In 2008, Mall Galleries art consultancy in London were asked by Hellespont chairman, Basil Ph Papachristidis, to find an artist to paint 21 of the marine transport provider’s ships. The gallery being home to the Royal Society of Marine Artists meant that they had a wealth of specialist artists to choose from, but it was John Lines RSMA who seemed to be the perfect fit for Hellespont.
At that point, Lines has been painting ships for over 55 years. With a penchant for ships, he was fascinated with the fact that these huge vessels were the largest man-made objects in the world and has made a career of painting them, on the dock and at sea. Like all marine artists worth their salt, Lines knows how to capture the sea, which way the wind is blowing in his paintings, to what angle these huge ships can rock on the waves and that the aerials protruding from the top are the hardest details to get right. Lines has stories of waiting in gale force winds for a ship to arrive only to find it changed course for a different port.

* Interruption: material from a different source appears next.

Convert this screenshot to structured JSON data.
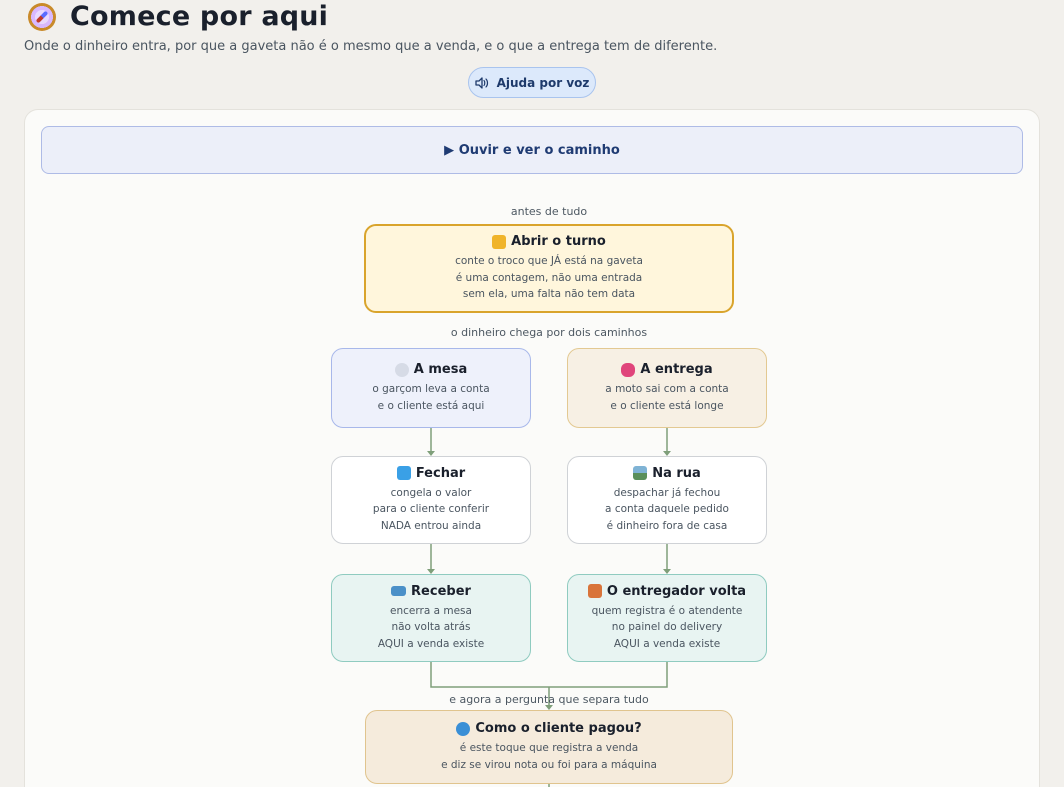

He talks about being woken up and just making it off one shipping liner he was invited to stay in and paint before it left to Rotterdam. ‘These ships don’t wait’ he laughs, ‘And I didn’t have my passport!’.
Papachristidis’ commission was a whirlpool of energy. Twenty-one paintings in four months. It takes a day on site with each boat and longer in the studio. Hellespont were looking for technical accuracy and clarity. They were proud of their company, their ships and their industry and wanted to project that from their office walls across the globe. John Lines has talked of what an honor it was to work for Basil Ph Papachristidis ‘a man who knows his ships’ and Papachristidis in turn referred to him as the ‘perfect artist’ for this job. ‘There’s an element of match-making in there’ says Anna Bromwich, Commissions Consultant at Mall Galleries. ‘It’s all about finding the right artist for your client’s needs and interests’.
Mall Galleries art commissions range from ship portrayals like the Hellespont commission to a portrait of Stolt-Nielsen Ltd’s late CEO, Jacob Stolt-Nielsen and anywhere in-between. A still life such as Lucy McKie ROI’s beautiful shells resting on a cardboard box might evoke the shipping industry from a different angle whereas contemporary print-maker Dolores De Sade’s etchings explore the history of maritime exploration and discovery.
Fast forward a few years on from John Lines’ Hellespont commission and one of these paintings, Cavala, has been donated to the International Maritime Museum Hamburg. A much loved painting now becomes an educational tool and a historical document for future generations showing the added dimensions to commissioning works of art.